WHY DO KOREANS TAKE A POOP SQUATTING?
Squat is the king of leg exercises, and Koreans have long been practicing this workout not at the gym but in the bathroom! While still found in some parts of Seoul and many parts in rural Korea, many young Koreans, and foreign tourists especially coming from the West, find it difficult to adjust to the different defecation apparatus, although it had been used in all parts of the world, including Southern Europe and Africa (it’s called “French toilets” in some parts of the Middle East” and “Turkish toilets” in Western Europe). With the modernization effort, the Western-style “sit toilets” are replacing the “squatter toilets,” and there’s a rumor that the average leg strength of the Korean people has also been declining.

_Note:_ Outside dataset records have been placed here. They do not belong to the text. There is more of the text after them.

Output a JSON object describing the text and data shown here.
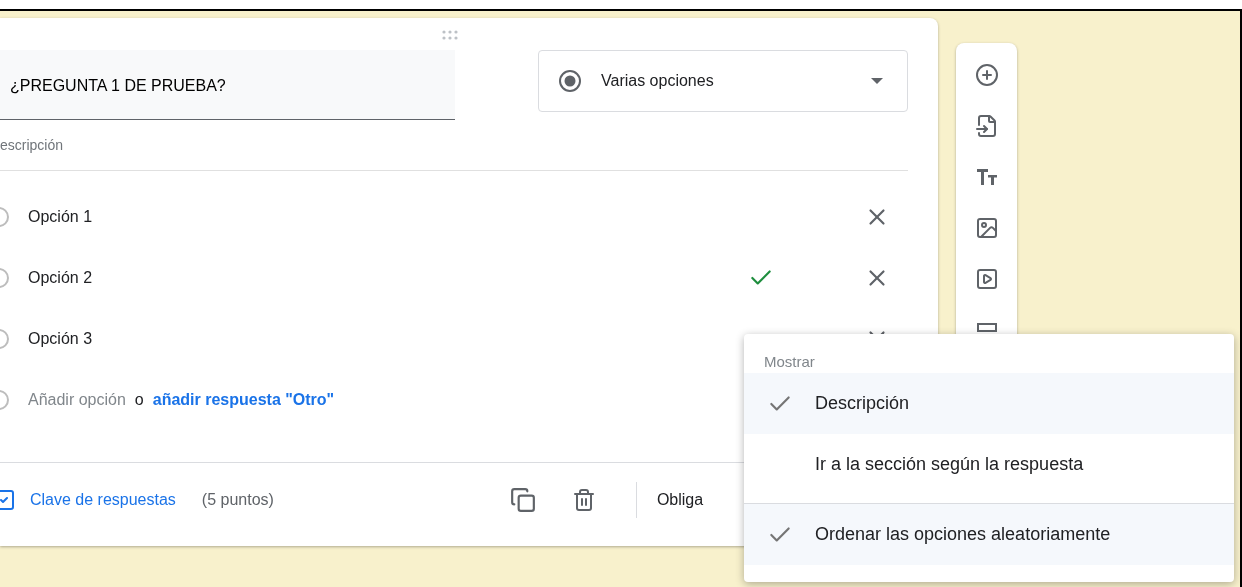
{
  "question": {
    "title": "¿PREGUNTA 1 DE PRUEBA?",
    "description_placeholder": "escripción",
    "type_dropdown": {
      "label": "Varias opciones"
    }
  },
  "options": [
    {
      "label": "Opción 1",
      "correct": false,
      "selected": false
    },
    {
      "label": "Opción 2",
      "correct": true,
      "selected": false
    },
    {
      "label": "Opción 3",
      "correct": false,
      "selected": false
    }
  ],
  "add_option": {
    "selected": false,
    "label": "Añadir opción",
    "separator": "o",
    "link": "añadir respuesta \"Otro\""
  },
  "footer": {
    "answer_key": "Clave de respuestas",
    "points": "(5 puntos)",
    "required_label": "Obliga"
  },
  "menu": {
    "header": "Mostrar",
    "items": [
      {
        "label": "Descripción",
        "checked": true,
        "divider_before": false
      },
      {
        "label": "Ir a la sección según la respuesta",
        "checked": false,
        "divider_before": false
      },
      {
        "label": "Ordenar las opciones aleatoriamente",
        "checked": true,
        "divider_before": true
      }
    ]
  }
}
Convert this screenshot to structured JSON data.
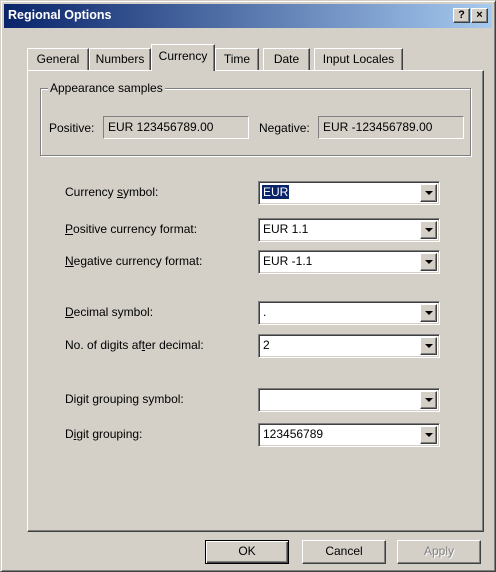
{
  "window": {
    "title": "Regional Options",
    "help_glyph": "?",
    "close_glyph": "×"
  },
  "tabs": [
    {
      "label": "General"
    },
    {
      "label": "Numbers"
    },
    {
      "label": "Currency",
      "active": true
    },
    {
      "label": "Time"
    },
    {
      "label": "Date"
    },
    {
      "label": "Input Locales"
    }
  ],
  "appearance": {
    "group_label": "Appearance samples",
    "positive_label": "Positive:",
    "positive_value": "EUR 123456789.00",
    "negative_label": "Negative:",
    "negative_value": "EUR -123456789.00"
  },
  "fields": {
    "currency_symbol": {
      "label_pre": "Currency ",
      "label_u": "s",
      "label_post": "ymbol:",
      "value": "EUR"
    },
    "positive_format": {
      "label_pre": "",
      "label_u": "P",
      "label_post": "ositive currency format:",
      "value": "EUR 1.1"
    },
    "negative_format": {
      "label_pre": "",
      "label_u": "N",
      "label_post": "egative currency format:",
      "value": "EUR -1.1"
    },
    "decimal_symbol": {
      "label_pre": "",
      "label_u": "D",
      "label_post": "ecimal symbol:",
      "value": "."
    },
    "digits_after_decimal": {
      "label_pre": "No. of digits af",
      "label_u": "t",
      "label_post": "er decimal:",
      "value": "2"
    },
    "grouping_symbol": {
      "label_pre": "Digit ",
      "label_u": "g",
      "label_post": "rouping symbol:",
      "value": ""
    },
    "digit_grouping": {
      "label_pre": "D",
      "label_u": "i",
      "label_post": "git grouping:",
      "value": "123456789"
    }
  },
  "buttons": {
    "ok": "OK",
    "cancel": "Cancel",
    "apply": "Apply"
  }
}
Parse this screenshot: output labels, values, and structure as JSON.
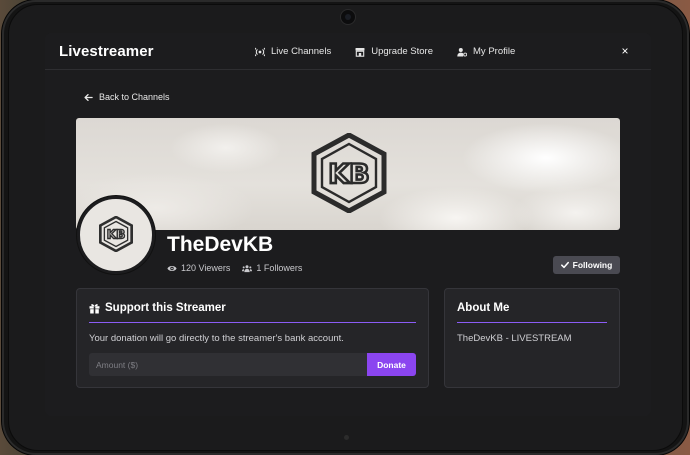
{
  "app": {
    "title": "Livestreamer"
  },
  "nav": {
    "items": [
      {
        "label": "Live Channels",
        "icon": "broadcast-icon"
      },
      {
        "label": "Upgrade Store",
        "icon": "store-icon"
      },
      {
        "label": "My Profile",
        "icon": "user-cog-icon"
      }
    ],
    "close_label": "×"
  },
  "back": {
    "label": "Back to Channels"
  },
  "channel": {
    "name": "TheDevKB",
    "viewers": "120 Viewers",
    "followers": "1 Followers",
    "follow_label": "Following",
    "logo_text": "KB"
  },
  "support": {
    "title": "Support this Streamer",
    "description": "Your donation will go directly to the streamer's bank account.",
    "amount_placeholder": "Amount ($)",
    "donate_label": "Donate"
  },
  "about": {
    "title": "About Me",
    "text": "TheDevKB - LIVESTREAM"
  },
  "colors": {
    "accent": "#8b45f0",
    "underline": "#8b5cf6",
    "background": "#1c1c1e",
    "card": "#252528"
  }
}
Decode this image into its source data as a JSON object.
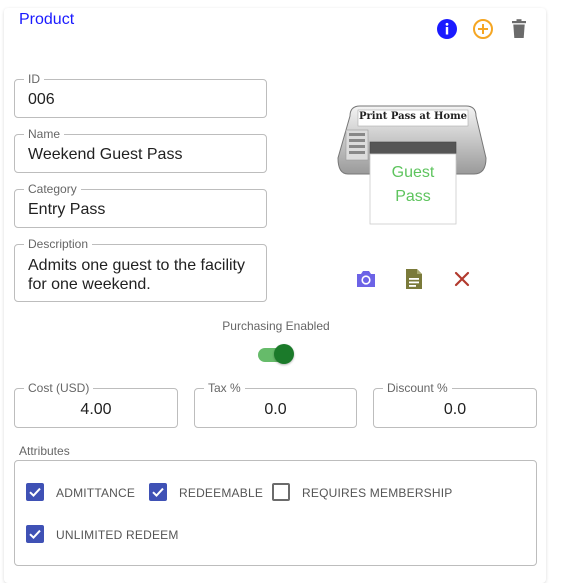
{
  "card": {
    "title": "Product"
  },
  "header_icons": [
    "info-icon",
    "add-circle-icon",
    "delete-icon"
  ],
  "fields": {
    "id": {
      "label": "ID",
      "value": "006"
    },
    "name": {
      "label": "Name",
      "value": "Weekend Guest Pass"
    },
    "category": {
      "label": "Category",
      "value": "Entry Pass"
    },
    "description": {
      "label": "Description",
      "line1": "Admits one guest to the facility",
      "line2": "for one weekend."
    }
  },
  "image": {
    "banner": "Print Pass at Home",
    "paper_line1": "Guest",
    "paper_line2": "Pass"
  },
  "image_actions": [
    "camera-icon",
    "document-icon",
    "close-icon"
  ],
  "purchasing": {
    "label": "Purchasing Enabled",
    "enabled": true
  },
  "pricing": {
    "cost": {
      "label": "Cost (USD)",
      "value": "4.00"
    },
    "tax": {
      "label": "Tax %",
      "value": "0.0"
    },
    "discount": {
      "label": "Discount %",
      "value": "0.0"
    }
  },
  "attributes": {
    "title": "Attributes",
    "items": [
      {
        "label": "ADMITTANCE",
        "checked": true
      },
      {
        "label": "REDEEMABLE",
        "checked": true
      },
      {
        "label": "REQUIRES MEMBERSHIP",
        "checked": false
      },
      {
        "label": "UNLIMITED REDEEM",
        "checked": true
      }
    ]
  },
  "colors": {
    "title": "#1a1aff",
    "info": "#1a1aff",
    "add": "#f5a623",
    "camera": "#6c63e6",
    "document": "#7a7a3a",
    "close": "#b23a2e",
    "toggle": "#1b7a2a",
    "checkbox": "#3f51b5"
  }
}
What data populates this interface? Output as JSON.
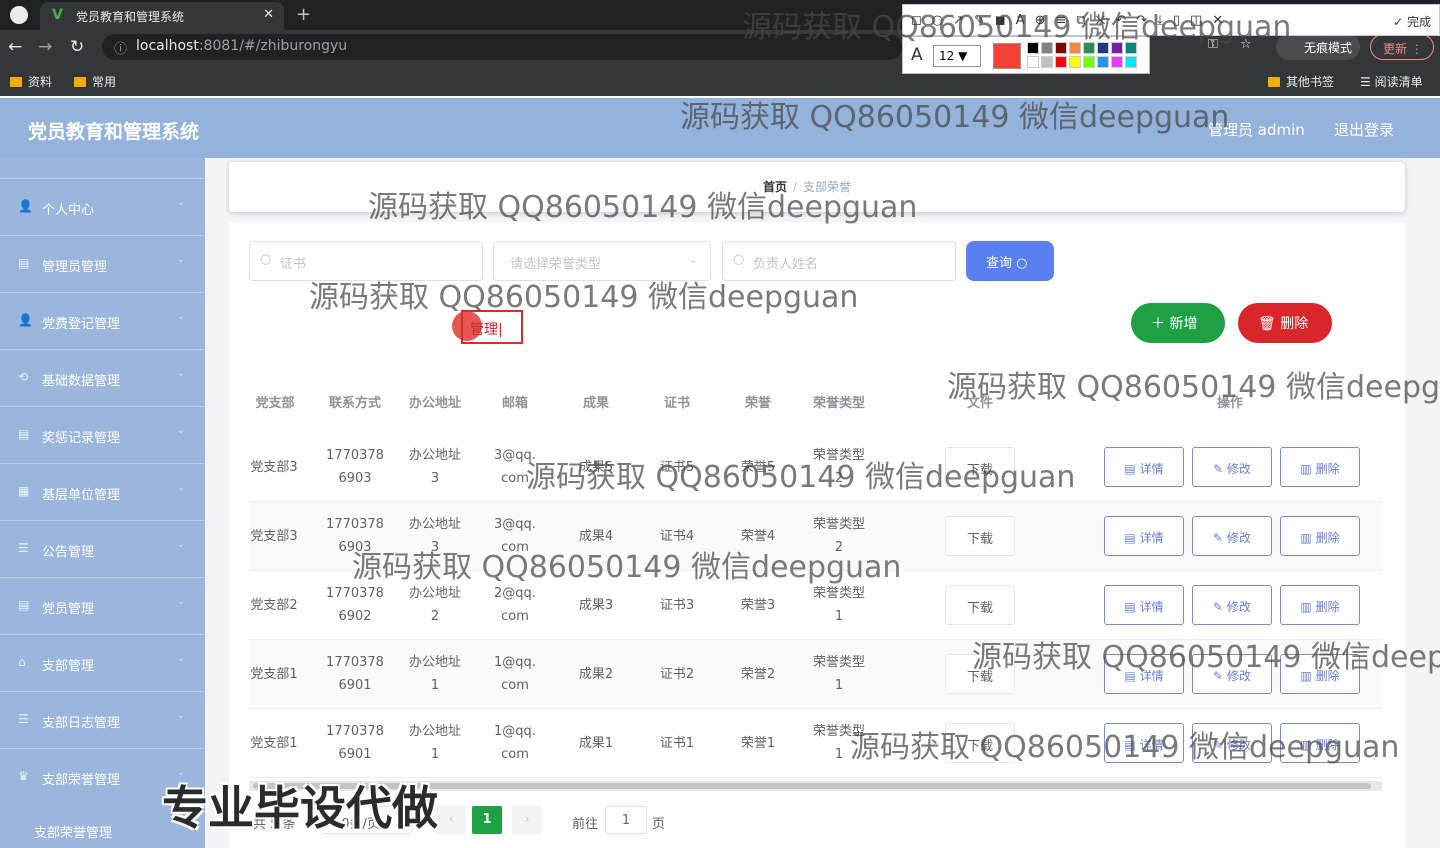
{
  "browser": {
    "tab_title": "党员教育和管理系统",
    "tab_favicon": "V",
    "tab_close": "✕",
    "new_tab": "+",
    "url_host": "localhost",
    "url_path": ":8081/#/zhiburongyu",
    "incognito_label": "无痕模式",
    "update_label": "更新",
    "done_label": "完成",
    "bookmarks": [
      "资料",
      "常用"
    ],
    "bookmarks_right": [
      "其他书签",
      "阅读清单"
    ],
    "font_size": "12",
    "font_size_caret": "▼",
    "swatch_colors": [
      "#000000",
      "#808080",
      "#800000",
      "#f28b40",
      "#2e8b57",
      "#1e3a8a",
      "#7b1fa2",
      "#00897b",
      "#ffffff",
      "#c0c0c0",
      "#ff0000",
      "#ffff00",
      "#76ff03",
      "#2196f3",
      "#e040fb",
      "#00e5ff"
    ],
    "current_color": "#f44336"
  },
  "header": {
    "title": "党员教育和管理系统",
    "admin": "管理员 admin",
    "logout": "退出登录"
  },
  "sidebar": {
    "items": [
      {
        "icon": "user-icon",
        "label": "个人中心"
      },
      {
        "icon": "list-icon",
        "label": "管理员管理"
      },
      {
        "icon": "user-icon",
        "label": "党费登记管理"
      },
      {
        "icon": "database-icon",
        "label": "基础数据管理"
      },
      {
        "icon": "list-icon",
        "label": "奖惩记录管理"
      },
      {
        "icon": "building-icon",
        "label": "基层单位管理"
      },
      {
        "icon": "menu-icon",
        "label": "公告管理"
      },
      {
        "icon": "list-icon",
        "label": "党员管理"
      },
      {
        "icon": "home-icon",
        "label": "支部管理"
      },
      {
        "icon": "menu-icon",
        "label": "支部日志管理"
      },
      {
        "icon": "trophy-icon",
        "label": "支部荣誉管理"
      }
    ],
    "sub_item": "支部荣誉管理"
  },
  "breadcrumb": {
    "home": "首页",
    "separator": "/",
    "current": "支部荣誉"
  },
  "search": {
    "cert_placeholder": "证书",
    "type_placeholder": "请选择荣誉类型",
    "person_placeholder": "负责人姓名",
    "query_label": "查询"
  },
  "actions": {
    "add_label": "新增",
    "delete_label": "删除"
  },
  "annotation_text": "管理",
  "table": {
    "headers": [
      "党支部",
      "联系方式",
      "办公地址",
      "邮箱",
      "成果",
      "证书",
      "荣誉",
      "荣誉类型",
      "文件",
      "操作"
    ],
    "download_label": "下载",
    "detail_label": "详情",
    "edit_label": "修改",
    "row_delete_label": "删除",
    "rows": [
      {
        "branch": "党支部3",
        "phone": "17703786903",
        "address": "办公地址3",
        "email": "3@qq.com",
        "result": "成果5",
        "cert": "证书5",
        "honor": "荣誉5",
        "type": "荣誉类型2"
      },
      {
        "branch": "党支部3",
        "phone": "17703786903",
        "address": "办公地址3",
        "email": "3@qq.com",
        "result": "成果4",
        "cert": "证书4",
        "honor": "荣誉4",
        "type": "荣誉类型2"
      },
      {
        "branch": "党支部2",
        "phone": "17703786902",
        "address": "办公地址2",
        "email": "2@qq.com",
        "result": "成果3",
        "cert": "证书3",
        "honor": "荣誉3",
        "type": "荣誉类型1"
      },
      {
        "branch": "党支部1",
        "phone": "17703786901",
        "address": "办公地址1",
        "email": "1@qq.com",
        "result": "成果2",
        "cert": "证书2",
        "honor": "荣誉2",
        "type": "荣誉类型1"
      },
      {
        "branch": "党支部1",
        "phone": "17703786901",
        "address": "办公地址1",
        "email": "1@qq.com",
        "result": "成果1",
        "cert": "证书1",
        "honor": "荣誉1",
        "type": "荣誉类型1"
      }
    ]
  },
  "pagination": {
    "total": "共 5 条",
    "page_size": "10条/页",
    "current_page": "1",
    "goto_label": "前往",
    "goto_value": "1",
    "unit": "页"
  },
  "watermark_text": "源码获取 QQ86050149 微信deepguan",
  "promo_text": "专业毕设代做"
}
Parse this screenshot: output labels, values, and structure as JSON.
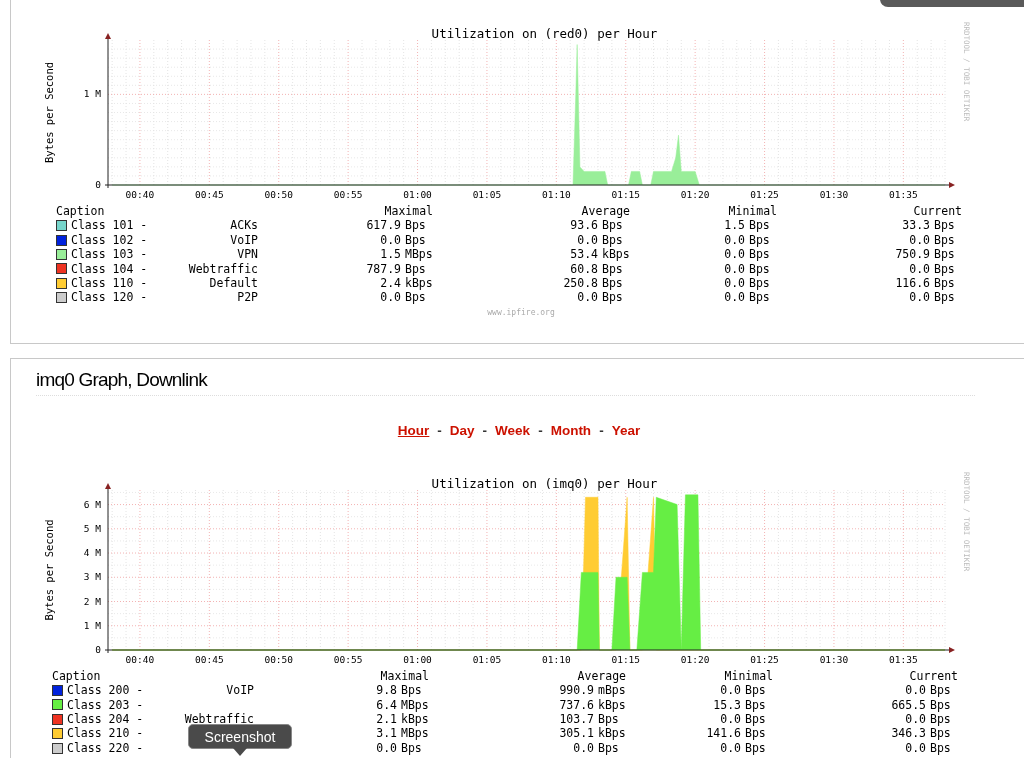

WHY DO KOREAN RESTROOMS ASK YOU TO TOSS TOILET PAPER IN A BASKET?
After doing your business (#2), you need to dispose of the used toilet paper. It’s pretty much commonsense to just toss it into the toilet and flush them all down, but in some public bathrooms in Korea you might find a sign saying “Please toss the toilet paper in the trash can.” This doesn’t sound too appealing, right? Well, the reason for this practice is because many Korean public bathrooms, in order to conserve water, limit the water tank capacity under a certain level, and the amount of water used per flush is comparatively weaker than regular home toilets. To prevent toilet blockage, they recommend using the trash can instead. However, not only is it unsightly, it also poses a potential danger to public health. Nowadays, public bathrooms use more dissolvable toilet paper, and the flush-them-altogether method is becoming the norm.
Hey, don’t forget to stock up on toilet papers!